_RECORDS FOR THIS EXERCISE_

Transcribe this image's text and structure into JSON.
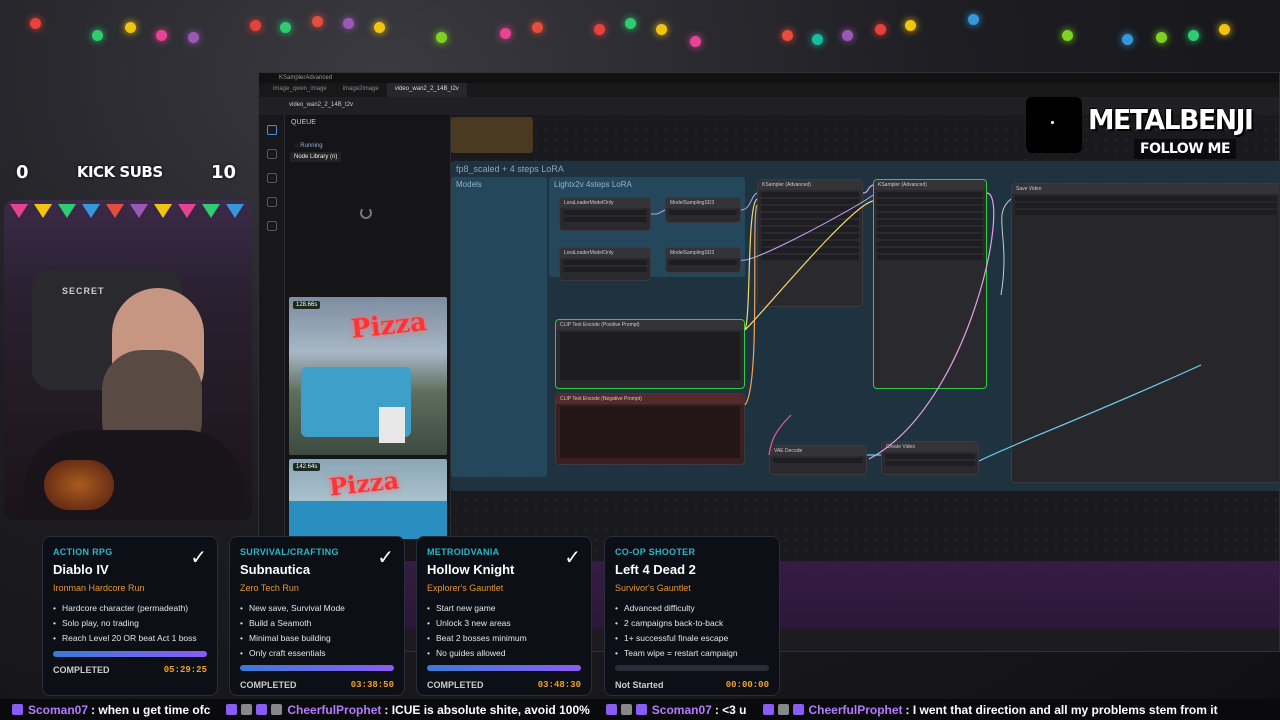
{
  "overlay": {
    "subs": {
      "left": "0",
      "label": "KICK SUBS",
      "right": "10"
    },
    "brand": {
      "name": "METALBENJI",
      "follow": "FOLLOW ME"
    }
  },
  "comfy": {
    "window_title": "KSamplerAdvanced",
    "tabs": [
      "image_qwen_image",
      "image2image",
      "video_wan2_2_14B_t2v"
    ],
    "active_tab_index": 2,
    "workflow_name": "video_wan2_2_14B_t2v",
    "queue_title": "QUEUE",
    "running_label": "Running",
    "tooltip": "Node Library (n)",
    "thumbs": [
      {
        "badge": "128.66s",
        "sign": "Pizza"
      },
      {
        "badge": "142.64s",
        "sign": "Pizza"
      }
    ],
    "groups": {
      "main": "fp8_scaled + 4 steps LoRA",
      "models": "Models",
      "lightx": "Lightx2v 4steps LoRA"
    },
    "nodes": {
      "lora1": "LoraLoaderModelOnly",
      "lora2": "LoraLoaderModelOnly",
      "ms1": "ModelSamplingSD3",
      "ms2": "ModelSamplingSD3",
      "ks1": "KSampler (Advanced)",
      "ks2": "KSampler (Advanced)",
      "save": "Save Video",
      "clip_pos": "CLIP Text Encode (Positive Prompt)",
      "clip_neg": "CLIP Text Encode (Negative Prompt)",
      "vae": "VAE Decode",
      "create": "Create Video"
    }
  },
  "cards": [
    {
      "genre": "ACTION RPG",
      "game": "Diablo IV",
      "variant": "Ironman Hardcore Run",
      "rules": [
        "Hardcore character (permadeath)",
        "Solo play, no trading",
        "Reach Level 20 OR beat Act 1 boss"
      ],
      "status": "COMPLETED",
      "time": "05:29:25",
      "progress": 1.0,
      "checked": true
    },
    {
      "genre": "SURVIVAL/CRAFTING",
      "game": "Subnautica",
      "variant": "Zero Tech Run",
      "rules": [
        "New save, Survival Mode",
        "Build a Seamoth",
        "Minimal base building",
        "Only craft essentials"
      ],
      "status": "COMPLETED",
      "time": "03:38:50",
      "progress": 1.0,
      "checked": true
    },
    {
      "genre": "METROIDVANIA",
      "game": "Hollow Knight",
      "variant": "Explorer's Gauntlet",
      "rules": [
        "Start new game",
        "Unlock 3 new areas",
        "Beat 2 bosses minimum",
        "No guides allowed"
      ],
      "status": "COMPLETED",
      "time": "03:48:30",
      "progress": 1.0,
      "checked": true
    },
    {
      "genre": "CO-OP SHOOTER",
      "game": "Left 4 Dead 2",
      "variant": "Survivor's Gauntlet",
      "rules": [
        "Advanced difficulty",
        "2 campaigns back-to-back",
        "1+ successful finale escape",
        "Team wipe = restart campaign"
      ],
      "status": "Not Started",
      "time": "00:00:00",
      "progress": 0,
      "checked": false
    }
  ],
  "chat": [
    {
      "user": "Scoman07",
      "msg": ": when u get time ofc"
    },
    {
      "user": "CheerfulProphet",
      "msg": ": ICUE is absolute shite, avoid 100%"
    },
    {
      "user": "Scoman07",
      "msg": ": <3 u"
    },
    {
      "user": "CheerfulProphet",
      "msg": ": I went that direction and all my problems stem from it"
    }
  ],
  "colors": {
    "accent": "#2ab7c9",
    "variant": "#e8962b",
    "time": "#f0a020",
    "chat_user": "#b57bff"
  }
}
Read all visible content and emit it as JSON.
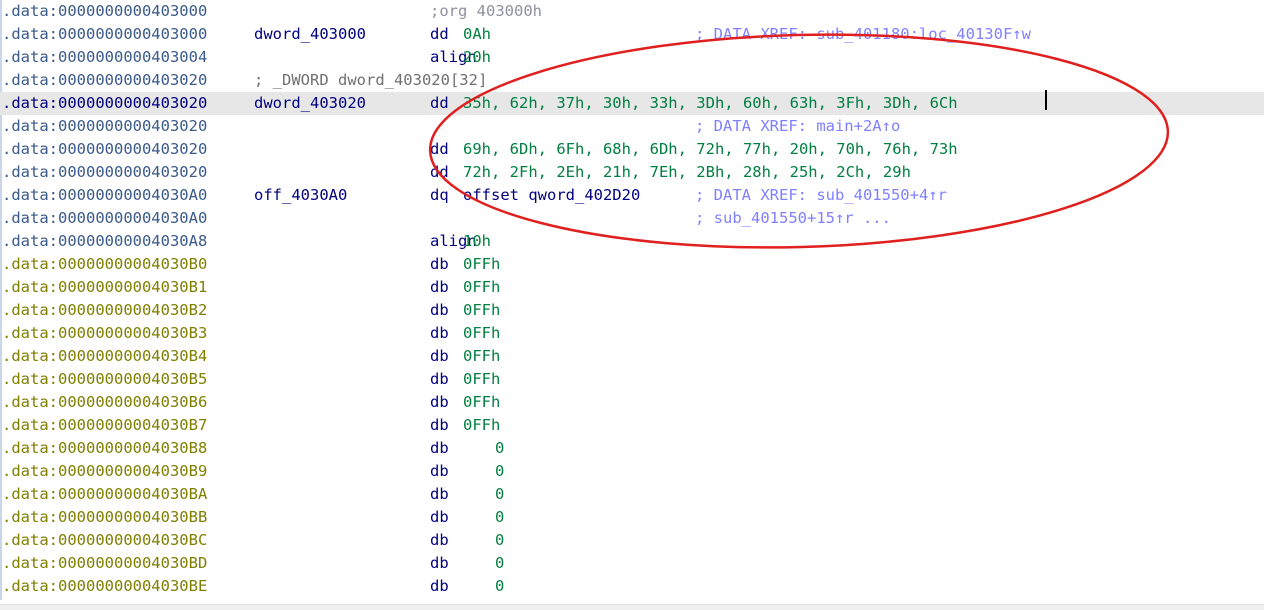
{
  "disassembly": {
    "lines": [
      {
        "addr": ".data:0000000000403000",
        "label": "",
        "mnem": ";org 403000h",
        "op": "",
        "cmt": ""
      },
      {
        "addr": ".data:0000000000403000",
        "label": "dword_403000",
        "mnem": "dd",
        "op": "0Ah",
        "cmt": "; DATA XREF: sub_401180:loc_40130F↑w"
      },
      {
        "addr": ".data:0000000000403004",
        "label": "",
        "mnem": "align",
        "op": "20h",
        "cmt": ""
      },
      {
        "addr": ".data:0000000000403020",
        "label": "; _DWORD dword_403020[32]",
        "mnem": "",
        "op": "",
        "cmt": ""
      },
      {
        "addr": ".data:0000000000403020",
        "label": "dword_403020",
        "mnem": "dd",
        "op": "35h, 62h, 37h, 30h, 33h, 3Dh, 60h, 63h, 3Fh, 3Dh, 6Ch",
        "cmt": ""
      },
      {
        "addr": ".data:0000000000403020",
        "label": "",
        "mnem": "",
        "op": "",
        "cmt": "; DATA XREF: main+2A↑o"
      },
      {
        "addr": ".data:0000000000403020",
        "label": "",
        "mnem": "dd",
        "op": "69h, 6Dh, 6Fh, 68h, 6Dh, 72h, 77h, 20h, 70h, 76h, 73h",
        "cmt": ""
      },
      {
        "addr": ".data:0000000000403020",
        "label": "",
        "mnem": "dd",
        "op": "72h, 2Fh, 2Eh, 21h, 7Eh, 2Bh, 28h, 25h, 2Ch, 29h",
        "cmt": ""
      },
      {
        "addr": ".data:00000000004030A0",
        "label": "off_4030A0",
        "mnem": "dq",
        "op": "offset qword_402D20",
        "cmt": "; DATA XREF: sub_401550+4↑r"
      },
      {
        "addr": ".data:00000000004030A0",
        "label": "",
        "mnem": "",
        "op": "",
        "cmt": "; sub_401550+15↑r ..."
      },
      {
        "addr": ".data:00000000004030A8",
        "label": "",
        "mnem": "align",
        "op": "10h",
        "cmt": ""
      },
      {
        "addr": ".data:00000000004030B0",
        "label": "",
        "mnem": "db",
        "op": "0FFh",
        "cmt": ""
      },
      {
        "addr": ".data:00000000004030B1",
        "label": "",
        "mnem": "db",
        "op": "0FFh",
        "cmt": ""
      },
      {
        "addr": ".data:00000000004030B2",
        "label": "",
        "mnem": "db",
        "op": "0FFh",
        "cmt": ""
      },
      {
        "addr": ".data:00000000004030B3",
        "label": "",
        "mnem": "db",
        "op": "0FFh",
        "cmt": ""
      },
      {
        "addr": ".data:00000000004030B4",
        "label": "",
        "mnem": "db",
        "op": "0FFh",
        "cmt": ""
      },
      {
        "addr": ".data:00000000004030B5",
        "label": "",
        "mnem": "db",
        "op": "0FFh",
        "cmt": ""
      },
      {
        "addr": ".data:00000000004030B6",
        "label": "",
        "mnem": "db",
        "op": "0FFh",
        "cmt": ""
      },
      {
        "addr": ".data:00000000004030B7",
        "label": "",
        "mnem": "db",
        "op": "0FFh",
        "cmt": ""
      },
      {
        "addr": ".data:00000000004030B8",
        "label": "",
        "mnem": "db",
        "op": "0",
        "cmt": ""
      },
      {
        "addr": ".data:00000000004030B9",
        "label": "",
        "mnem": "db",
        "op": "0",
        "cmt": ""
      },
      {
        "addr": ".data:00000000004030BA",
        "label": "",
        "mnem": "db",
        "op": "0",
        "cmt": ""
      },
      {
        "addr": ".data:00000000004030BB",
        "label": "",
        "mnem": "db",
        "op": "0",
        "cmt": ""
      },
      {
        "addr": ".data:00000000004030BC",
        "label": "",
        "mnem": "db",
        "op": "0",
        "cmt": ""
      },
      {
        "addr": ".data:00000000004030BD",
        "label": "",
        "mnem": "db",
        "op": "0",
        "cmt": ""
      },
      {
        "addr": ".data:00000000004030BE",
        "label": "",
        "mnem": "db",
        "op": "0",
        "cmt": ""
      }
    ]
  },
  "colors": {
    "address_header": "#3a5a8a",
    "address_data": "#7f7f00",
    "label": "#000080",
    "operand_value": "#007f40",
    "comment": "#8080ff",
    "selected_line_bg": "#e7e7e7",
    "annotation_circle": "#e0201f"
  }
}
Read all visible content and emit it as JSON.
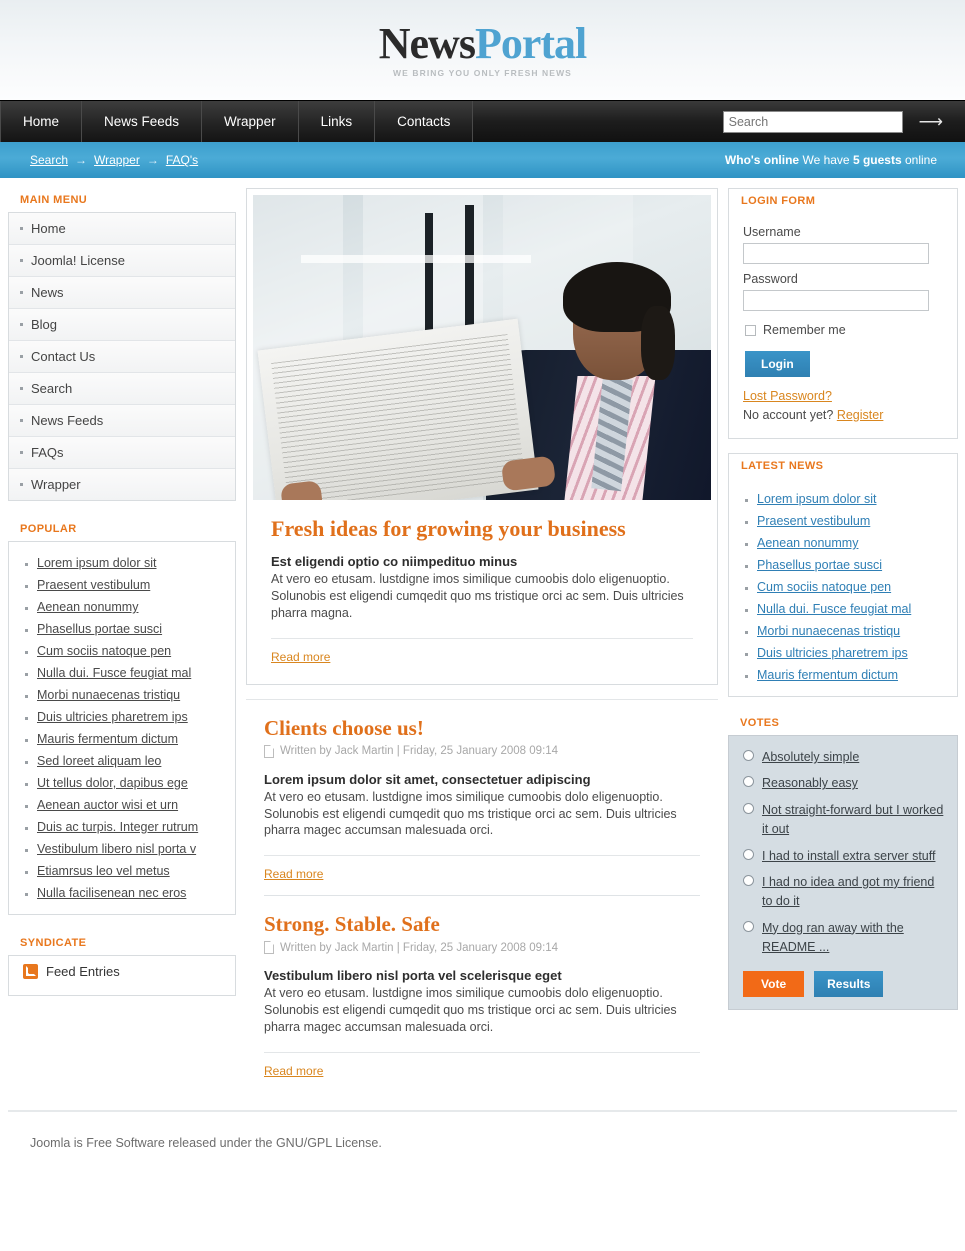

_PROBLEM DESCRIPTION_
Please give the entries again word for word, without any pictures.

_TASK ANSWER_
Transcribe this image's text and structure into JSON.
{
  "overlay": {
    "subs": {
      "left": "0",
      "label": "KICK SUBS",
      "right": "10"
    },
    "brand": {
      "name": "METALBENJI",
      "follow": "FOLLOW ME"
    }
  },
  "comfy": {
    "window_title": "KSamplerAdvanced",
    "tabs": [
      "image_qwen_image",
      "image2image",
      "video_wan2_2_14B_t2v"
    ],
    "active_tab_index": 2,
    "workflow_name": "video_wan2_2_14B_t2v",
    "queue_title": "QUEUE",
    "running_label": "Running",
    "tooltip": "Node Library (n)",
    "thumbs": [
      {
        "badge": "128.66s",
        "sign": "Pizza"
      },
      {
        "badge": "142.64s",
        "sign": "Pizza"
      }
    ],
    "groups": {
      "main": "fp8_scaled + 4 steps LoRA",
      "models": "Models",
      "lightx": "Lightx2v 4steps LoRA"
    },
    "nodes": {
      "lora1": "LoraLoaderModelOnly",
      "lora2": "LoraLoaderModelOnly",
      "ms1": "ModelSamplingSD3",
      "ms2": "ModelSamplingSD3",
      "ks1": "KSampler (Advanced)",
      "ks2": "KSampler (Advanced)",
      "save": "Save Video",
      "clip_pos": "CLIP Text Encode (Positive Prompt)",
      "clip_neg": "CLIP Text Encode (Negative Prompt)",
      "vae": "VAE Decode",
      "create": "Create Video"
    }
  },
  "cards": [
    {
      "genre": "ACTION RPG",
      "game": "Diablo IV",
      "variant": "Ironman Hardcore Run",
      "rules": [
        "Hardcore character (permadeath)",
        "Solo play, no trading",
        "Reach Level 20 OR beat Act 1 boss"
      ],
      "status": "COMPLETED",
      "time": "05:29:25",
      "progress": 1.0,
      "checked": true
    },
    {
      "genre": "SURVIVAL/CRAFTING",
      "game": "Subnautica",
      "variant": "Zero Tech Run",
      "rules": [
        "New save, Survival Mode",
        "Build a Seamoth",
        "Minimal base building",
        "Only craft essentials"
      ],
      "status": "COMPLETED",
      "time": "03:38:50",
      "progress": 1.0,
      "checked": true
    },
    {
      "genre": "METROIDVANIA",
      "game": "Hollow Knight",
      "variant": "Explorer's Gauntlet",
      "rules": [
        "Start new game",
        "Unlock 3 new areas",
        "Beat 2 bosses minimum",
        "No guides allowed"
      ],
      "status": "COMPLETED",
      "time": "03:48:30",
      "progress": 1.0,
      "checked": true
    },
    {
      "genre": "CO-OP SHOOTER",
      "game": "Left 4 Dead 2",
      "variant": "Survivor's Gauntlet",
      "rules": [
        "Advanced difficulty",
        "2 campaigns back-to-back",
        "1+ successful finale escape",
        "Team wipe = restart campaign"
      ],
      "status": "Not Started",
      "time": "00:00:00",
      "progress": 0,
      "checked": false
    }
  ],
  "chat": [
    {
      "user": "Scoman07",
      "msg": ": when u get time ofc"
    },
    {
      "user": "CheerfulProphet",
      "msg": ": ICUE is absolute shite, avoid 100%"
    },
    {
      "user": "Scoman07",
      "msg": ": <3 u"
    },
    {
      "user": "CheerfulProphet",
      "msg": ": I went that direction and all my problems stem from it"
    }
  ],
  "colors": {
    "accent": "#2ab7c9",
    "variant": "#e8962b",
    "time": "#f0a020",
    "chat_user": "#b57bff"
  }
}
Read all visible content and emit it as JSON.
{
  "disassembly": {
    "lines": [
      {
        "addr": ".data:0000000000403000",
        "label": "",
        "mnem": ";org 403000h",
        "op": "",
        "cmt": ""
      },
      {
        "addr": ".data:0000000000403000",
        "label": "dword_403000",
        "mnem": "dd",
        "op": "0Ah",
        "cmt": "; DATA XREF: sub_401180:loc_40130F↑w"
      },
      {
        "addr": ".data:0000000000403004",
        "label": "",
        "mnem": "align",
        "op": "20h",
        "cmt": ""
      },
      {
        "addr": ".data:0000000000403020",
        "label": "; _DWORD dword_403020[32]",
        "mnem": "",
        "op": "",
        "cmt": ""
      },
      {
        "addr": ".data:0000000000403020",
        "label": "dword_403020",
        "mnem": "dd",
        "op": "35h, 62h, 37h, 30h, 33h, 3Dh, 60h, 63h, 3Fh, 3Dh, 6Ch",
        "cmt": ""
      },
      {
        "addr": ".data:0000000000403020",
        "label": "",
        "mnem": "",
        "op": "",
        "cmt": "; DATA XREF: main+2A↑o"
      },
      {
        "addr": ".data:0000000000403020",
        "label": "",
        "mnem": "dd",
        "op": "69h, 6Dh, 6Fh, 68h, 6Dh, 72h, 77h, 20h, 70h, 76h, 73h",
        "cmt": ""
      },
      {
        "addr": ".data:0000000000403020",
        "label": "",
        "mnem": "dd",
        "op": "72h, 2Fh, 2Eh, 21h, 7Eh, 2Bh, 28h, 25h, 2Ch, 29h",
        "cmt": ""
      },
      {
        "addr": ".data:00000000004030A0",
        "label": "off_4030A0",
        "mnem": "dq",
        "op": "offset qword_402D20",
        "cmt": "; DATA XREF: sub_401550+4↑r"
      },
      {
        "addr": ".data:00000000004030A0",
        "label": "",
        "mnem": "",
        "op": "",
        "cmt": "; sub_401550+15↑r ..."
      },
      {
        "addr": ".data:00000000004030A8",
        "label": "",
        "mnem": "align",
        "op": "10h",
        "cmt": ""
      },
      {
        "addr": ".data:00000000004030B0",
        "label": "",
        "mnem": "db",
        "op": "0FFh",
        "cmt": ""
      },
      {
        "addr": ".data:00000000004030B1",
        "label": "",
        "mnem": "db",
        "op": "0FFh",
        "cmt": ""
      },
      {
        "addr": ".data:00000000004030B2",
        "label": "",
        "mnem": "db",
        "op": "0FFh",
        "cmt": ""
      },
      {
        "addr": ".data:00000000004030B3",
        "label": "",
        "mnem": "db",
        "op": "0FFh",
        "cmt": ""
      },
      {
        "addr": ".data:00000000004030B4",
        "label": "",
        "mnem": "db",
        "op": "0FFh",
        "cmt": ""
      },
      {
        "addr": ".data:00000000004030B5",
        "label": "",
        "mnem": "db",
        "op": "0FFh",
        "cmt": ""
      },
      {
        "addr": ".data:00000000004030B6",
        "label": "",
        "mnem": "db",
        "op": "0FFh",
        "cmt": ""
      },
      {
        "addr": ".data:00000000004030B7",
        "label": "",
        "mnem": "db",
        "op": "0FFh",
        "cmt": ""
      },
      {
        "addr": ".data:00000000004030B8",
        "label": "",
        "mnem": "db",
        "op": "0",
        "cmt": ""
      },
      {
        "addr": ".data:00000000004030B9",
        "label": "",
        "mnem": "db",
        "op": "0",
        "cmt": ""
      },
      {
        "addr": ".data:00000000004030BA",
        "label": "",
        "mnem": "db",
        "op": "0",
        "cmt": ""
      },
      {
        "addr": ".data:00000000004030BB",
        "label": "",
        "mnem": "db",
        "op": "0",
        "cmt": ""
      },
      {
        "addr": ".data:00000000004030BC",
        "label": "",
        "mnem": "db",
        "op": "0",
        "cmt": ""
      },
      {
        "addr": ".data:00000000004030BD",
        "label": "",
        "mnem": "db",
        "op": "0",
        "cmt": ""
      },
      {
        "addr": ".data:00000000004030BE",
        "label": "",
        "mnem": "db",
        "op": "0",
        "cmt": ""
      }
    ]
  },
  "colors": {
    "address_header": "#3a5a8a",
    "address_data": "#7f7f00",
    "label": "#000080",
    "operand_value": "#007f40",
    "comment": "#8080ff",
    "selected_line_bg": "#e7e7e7",
    "annotation_circle": "#e0201f"
  }
}
Read all visible content and emit it as JSON.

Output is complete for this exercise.